▶ [EXERCISE DATA]:
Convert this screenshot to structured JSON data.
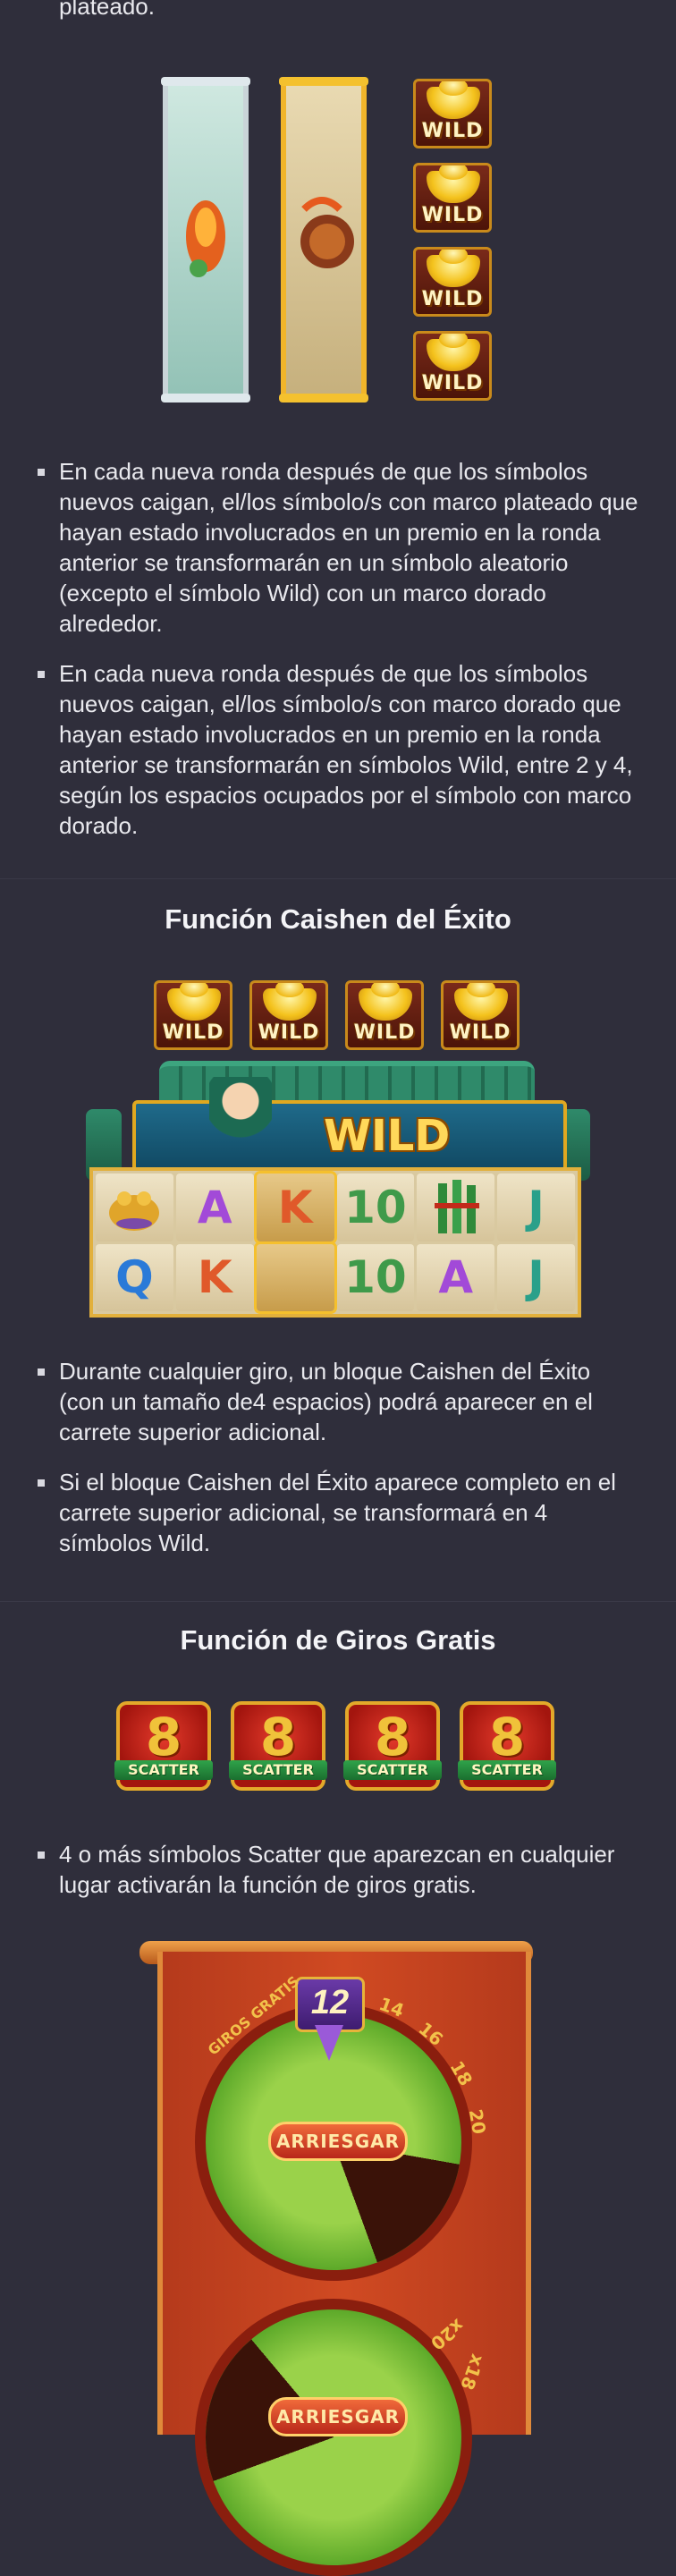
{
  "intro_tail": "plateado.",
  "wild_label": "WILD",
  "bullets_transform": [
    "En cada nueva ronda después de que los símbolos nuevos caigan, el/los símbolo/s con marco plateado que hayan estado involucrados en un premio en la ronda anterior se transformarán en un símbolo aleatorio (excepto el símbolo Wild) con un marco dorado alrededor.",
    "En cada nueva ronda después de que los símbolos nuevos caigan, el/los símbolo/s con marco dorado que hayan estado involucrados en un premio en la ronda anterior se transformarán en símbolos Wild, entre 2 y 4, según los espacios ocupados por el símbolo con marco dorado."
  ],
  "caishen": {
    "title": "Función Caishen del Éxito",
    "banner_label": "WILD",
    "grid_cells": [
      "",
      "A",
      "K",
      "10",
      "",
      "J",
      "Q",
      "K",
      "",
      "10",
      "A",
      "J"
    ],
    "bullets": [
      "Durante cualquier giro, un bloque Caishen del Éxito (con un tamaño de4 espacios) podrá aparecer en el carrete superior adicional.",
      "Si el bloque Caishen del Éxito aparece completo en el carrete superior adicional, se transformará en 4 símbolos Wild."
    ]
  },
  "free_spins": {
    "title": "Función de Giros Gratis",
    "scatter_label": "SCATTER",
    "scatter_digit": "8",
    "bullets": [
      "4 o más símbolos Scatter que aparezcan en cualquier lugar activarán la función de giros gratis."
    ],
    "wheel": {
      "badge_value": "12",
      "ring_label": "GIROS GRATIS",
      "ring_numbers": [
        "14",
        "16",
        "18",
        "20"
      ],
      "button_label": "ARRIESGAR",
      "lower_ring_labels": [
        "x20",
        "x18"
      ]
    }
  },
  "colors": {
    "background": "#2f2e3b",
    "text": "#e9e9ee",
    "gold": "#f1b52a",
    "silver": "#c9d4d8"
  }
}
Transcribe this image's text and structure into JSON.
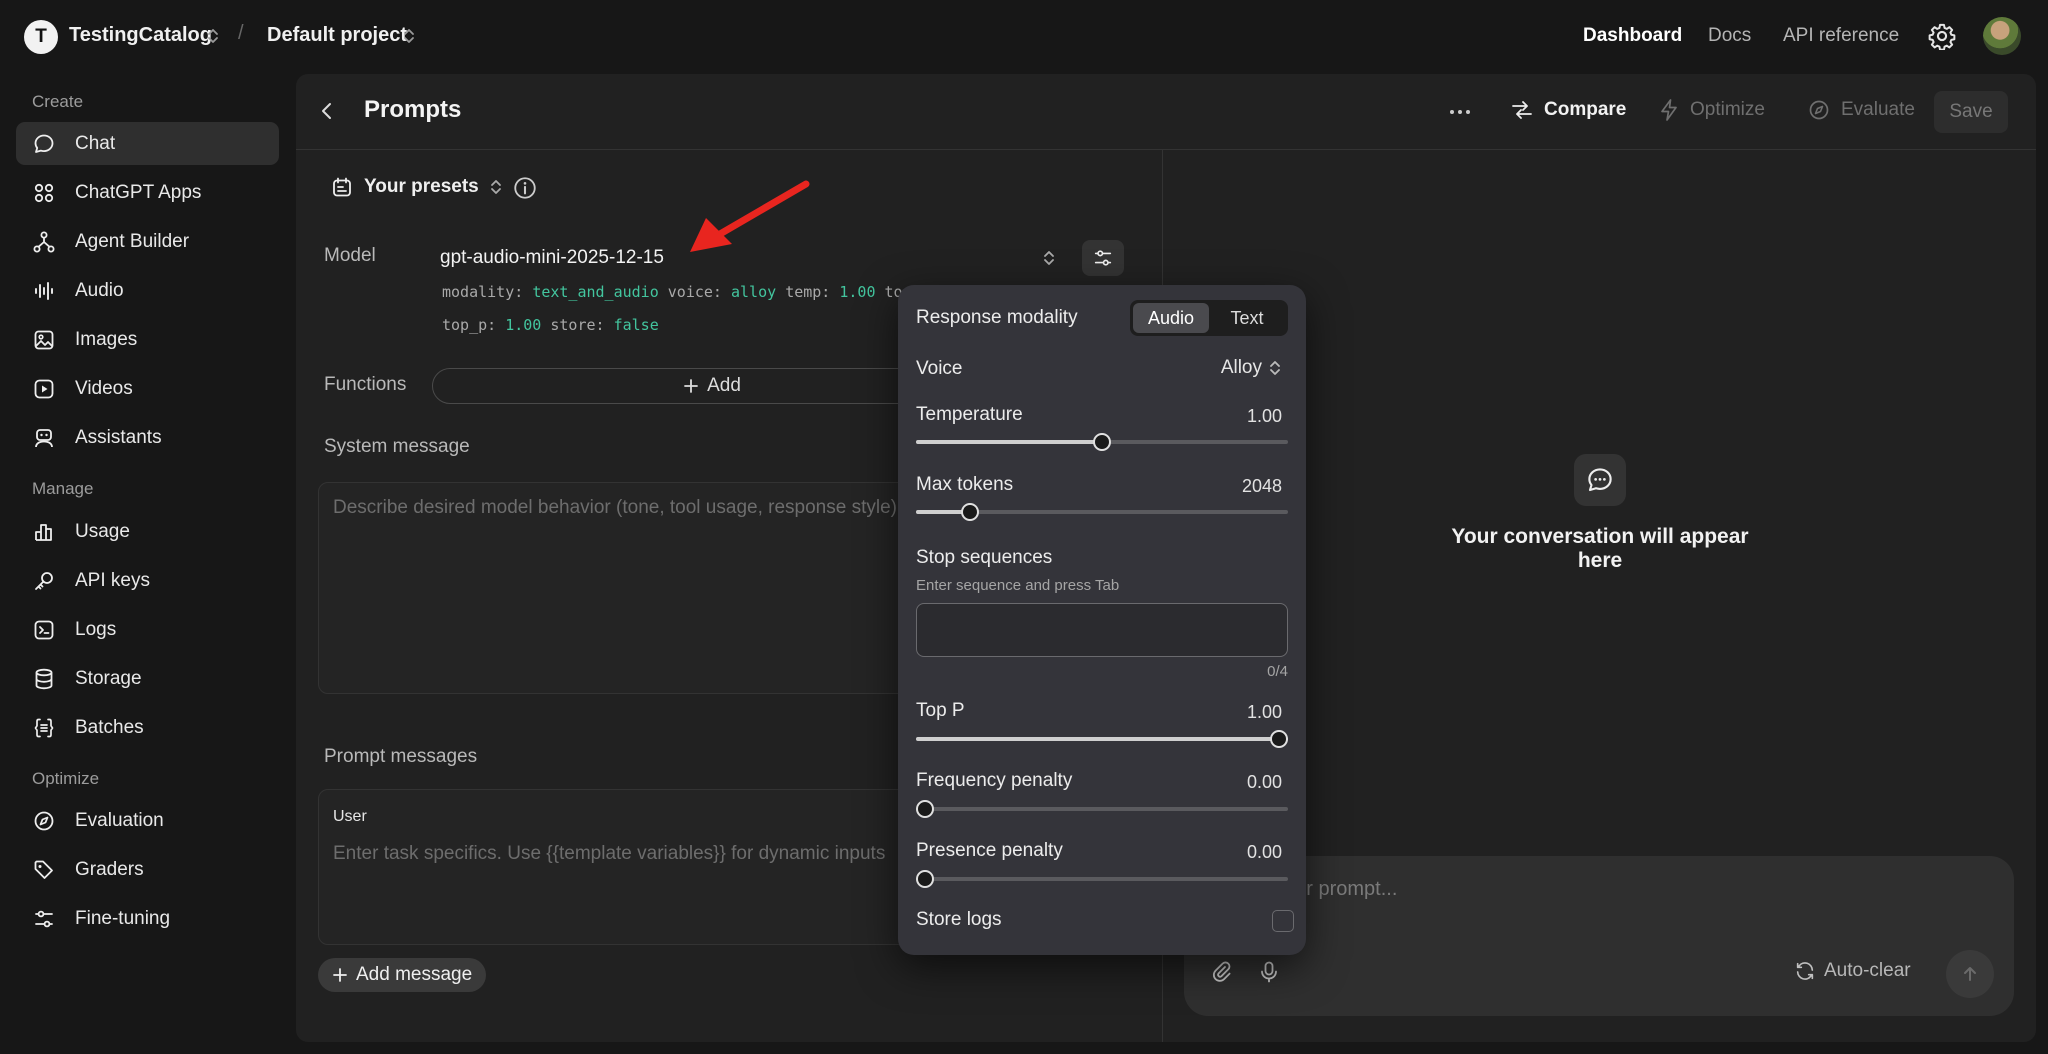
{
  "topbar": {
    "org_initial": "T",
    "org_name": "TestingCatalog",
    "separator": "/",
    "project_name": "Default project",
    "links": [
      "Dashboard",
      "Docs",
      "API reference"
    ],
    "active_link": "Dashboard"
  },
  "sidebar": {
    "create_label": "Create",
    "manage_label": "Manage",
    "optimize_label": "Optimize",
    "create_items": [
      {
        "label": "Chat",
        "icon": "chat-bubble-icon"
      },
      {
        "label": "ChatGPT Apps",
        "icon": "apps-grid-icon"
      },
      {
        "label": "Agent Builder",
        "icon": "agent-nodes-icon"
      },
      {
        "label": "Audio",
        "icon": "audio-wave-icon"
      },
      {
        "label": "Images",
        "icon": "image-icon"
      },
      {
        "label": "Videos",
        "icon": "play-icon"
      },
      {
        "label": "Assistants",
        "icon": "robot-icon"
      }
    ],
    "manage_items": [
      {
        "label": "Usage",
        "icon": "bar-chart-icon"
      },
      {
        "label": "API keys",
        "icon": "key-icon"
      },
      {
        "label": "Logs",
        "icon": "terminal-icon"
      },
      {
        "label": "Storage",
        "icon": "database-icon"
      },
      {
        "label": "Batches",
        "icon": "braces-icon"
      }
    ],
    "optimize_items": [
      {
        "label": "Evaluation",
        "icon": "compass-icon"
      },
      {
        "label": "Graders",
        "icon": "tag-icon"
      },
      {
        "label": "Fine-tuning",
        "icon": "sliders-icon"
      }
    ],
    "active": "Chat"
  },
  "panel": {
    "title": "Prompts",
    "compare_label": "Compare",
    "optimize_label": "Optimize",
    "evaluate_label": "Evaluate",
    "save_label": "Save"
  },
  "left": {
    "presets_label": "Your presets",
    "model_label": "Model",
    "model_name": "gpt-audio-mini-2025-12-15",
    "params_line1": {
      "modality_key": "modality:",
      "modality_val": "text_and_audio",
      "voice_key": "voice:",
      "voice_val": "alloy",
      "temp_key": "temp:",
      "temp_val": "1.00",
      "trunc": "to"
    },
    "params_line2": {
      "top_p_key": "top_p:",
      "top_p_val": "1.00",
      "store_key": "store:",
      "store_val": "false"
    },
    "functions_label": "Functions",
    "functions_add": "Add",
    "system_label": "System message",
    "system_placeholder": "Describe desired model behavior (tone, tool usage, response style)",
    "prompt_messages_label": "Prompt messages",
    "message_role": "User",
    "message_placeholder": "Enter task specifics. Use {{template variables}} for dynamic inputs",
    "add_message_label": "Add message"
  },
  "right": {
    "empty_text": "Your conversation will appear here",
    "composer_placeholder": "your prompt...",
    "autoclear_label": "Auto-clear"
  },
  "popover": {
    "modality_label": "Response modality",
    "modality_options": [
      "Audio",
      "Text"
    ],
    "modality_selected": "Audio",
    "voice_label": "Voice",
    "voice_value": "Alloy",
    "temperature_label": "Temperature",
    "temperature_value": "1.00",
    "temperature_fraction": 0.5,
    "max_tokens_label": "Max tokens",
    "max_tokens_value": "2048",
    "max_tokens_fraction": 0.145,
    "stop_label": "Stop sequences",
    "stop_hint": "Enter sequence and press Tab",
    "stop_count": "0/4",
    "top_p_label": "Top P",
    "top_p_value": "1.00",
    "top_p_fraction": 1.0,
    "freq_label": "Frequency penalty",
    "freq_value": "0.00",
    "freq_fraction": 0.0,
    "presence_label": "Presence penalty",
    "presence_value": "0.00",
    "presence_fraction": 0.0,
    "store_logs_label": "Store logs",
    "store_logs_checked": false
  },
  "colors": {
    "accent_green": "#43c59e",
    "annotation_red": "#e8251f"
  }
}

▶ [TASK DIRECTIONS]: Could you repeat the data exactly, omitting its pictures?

▶ [SOLUTION TO THE EXERCISE]:
Convert this screenshot to structured JSON data.
{
  "intro_tail": "plateado.",
  "wild_label": "WILD",
  "bullets_transform": [
    "En cada nueva ronda después de que los símbolos nuevos caigan, el/los símbolo/s con marco plateado que hayan estado involucrados en un premio en la ronda anterior se transformarán en un símbolo aleatorio (excepto el símbolo Wild) con un marco dorado alrededor.",
    "En cada nueva ronda después de que los símbolos nuevos caigan, el/los símbolo/s con marco dorado que hayan estado involucrados en un premio en la ronda anterior se transformarán en símbolos Wild, entre 2 y 4, según los espacios ocupados por el símbolo con marco dorado."
  ],
  "caishen": {
    "title": "Función Caishen del Éxito",
    "banner_label": "WILD",
    "grid_cells": [
      "",
      "A",
      "K",
      "10",
      "",
      "J",
      "Q",
      "K",
      "",
      "10",
      "A",
      "J"
    ],
    "bullets": [
      "Durante cualquier giro, un bloque Caishen del Éxito (con un tamaño de4 espacios) podrá aparecer en el carrete superior adicional.",
      "Si el bloque Caishen del Éxito aparece completo en el carrete superior adicional, se transformará en 4 símbolos Wild."
    ]
  },
  "free_spins": {
    "title": "Función de Giros Gratis",
    "scatter_label": "SCATTER",
    "scatter_digit": "8",
    "bullets": [
      "4 o más símbolos Scatter que aparezcan en cualquier lugar activarán la función de giros gratis."
    ],
    "wheel": {
      "badge_value": "12",
      "ring_label": "GIROS GRATIS",
      "ring_numbers": [
        "14",
        "16",
        "18",
        "20"
      ],
      "button_label": "ARRIESGAR",
      "lower_ring_labels": [
        "x20",
        "x18"
      ]
    }
  },
  "colors": {
    "background": "#2f2e3b",
    "text": "#e9e9ee",
    "gold": "#f1b52a",
    "silver": "#c9d4d8"
  }
}
Transcribe this image's text and structure into JSON.
{
  "topbar": {
    "org_initial": "T",
    "org_name": "TestingCatalog",
    "separator": "/",
    "project_name": "Default project",
    "links": [
      "Dashboard",
      "Docs",
      "API reference"
    ],
    "active_link": "Dashboard"
  },
  "sidebar": {
    "create_label": "Create",
    "manage_label": "Manage",
    "optimize_label": "Optimize",
    "create_items": [
      {
        "label": "Chat",
        "icon": "chat-bubble-icon"
      },
      {
        "label": "ChatGPT Apps",
        "icon": "apps-grid-icon"
      },
      {
        "label": "Agent Builder",
        "icon": "agent-nodes-icon"
      },
      {
        "label": "Audio",
        "icon": "audio-wave-icon"
      },
      {
        "label": "Images",
        "icon": "image-icon"
      },
      {
        "label": "Videos",
        "icon": "play-icon"
      },
      {
        "label": "Assistants",
        "icon": "robot-icon"
      }
    ],
    "manage_items": [
      {
        "label": "Usage",
        "icon": "bar-chart-icon"
      },
      {
        "label": "API keys",
        "icon": "key-icon"
      },
      {
        "label": "Logs",
        "icon": "terminal-icon"
      },
      {
        "label": "Storage",
        "icon": "database-icon"
      },
      {
        "label": "Batches",
        "icon": "braces-icon"
      }
    ],
    "optimize_items": [
      {
        "label": "Evaluation",
        "icon": "compass-icon"
      },
      {
        "label": "Graders",
        "icon": "tag-icon"
      },
      {
        "label": "Fine-tuning",
        "icon": "sliders-icon"
      }
    ],
    "active": "Chat"
  },
  "panel": {
    "title": "Prompts",
    "compare_label": "Compare",
    "optimize_label": "Optimize",
    "evaluate_label": "Evaluate",
    "save_label": "Save"
  },
  "left": {
    "presets_label": "Your presets",
    "model_label": "Model",
    "model_name": "gpt-audio-mini-2025-12-15",
    "params_line1": {
      "modality_key": "modality:",
      "modality_val": "text_and_audio",
      "voice_key": "voice:",
      "voice_val": "alloy",
      "temp_key": "temp:",
      "temp_val": "1.00",
      "trunc": "to"
    },
    "params_line2": {
      "top_p_key": "top_p:",
      "top_p_val": "1.00",
      "store_key": "store:",
      "store_val": "false"
    },
    "functions_label": "Functions",
    "functions_add": "Add",
    "system_label": "System message",
    "system_placeholder": "Describe desired model behavior (tone, tool usage, response style)",
    "prompt_messages_label": "Prompt messages",
    "message_role": "User",
    "message_placeholder": "Enter task specifics. Use {{template variables}} for dynamic inputs",
    "add_message_label": "Add message"
  },
  "right": {
    "empty_text": "Your conversation will appear here",
    "composer_placeholder": "your prompt...",
    "autoclear_label": "Auto-clear"
  },
  "popover": {
    "modality_label": "Response modality",
    "modality_options": [
      "Audio",
      "Text"
    ],
    "modality_selected": "Audio",
    "voice_label": "Voice",
    "voice_value": "Alloy",
    "temperature_label": "Temperature",
    "temperature_value": "1.00",
    "temperature_fraction": 0.5,
    "max_tokens_label": "Max tokens",
    "max_tokens_value": "2048",
    "max_tokens_fraction": 0.145,
    "stop_label": "Stop sequences",
    "stop_hint": "Enter sequence and press Tab",
    "stop_count": "0/4",
    "top_p_label": "Top P",
    "top_p_value": "1.00",
    "top_p_fraction": 1.0,
    "freq_label": "Frequency penalty",
    "freq_value": "0.00",
    "freq_fraction": 0.0,
    "presence_label": "Presence penalty",
    "presence_value": "0.00",
    "presence_fraction": 0.0,
    "store_logs_label": "Store logs",
    "store_logs_checked": false
  },
  "colors": {
    "accent_green": "#43c59e",
    "annotation_red": "#e8251f"
  }
}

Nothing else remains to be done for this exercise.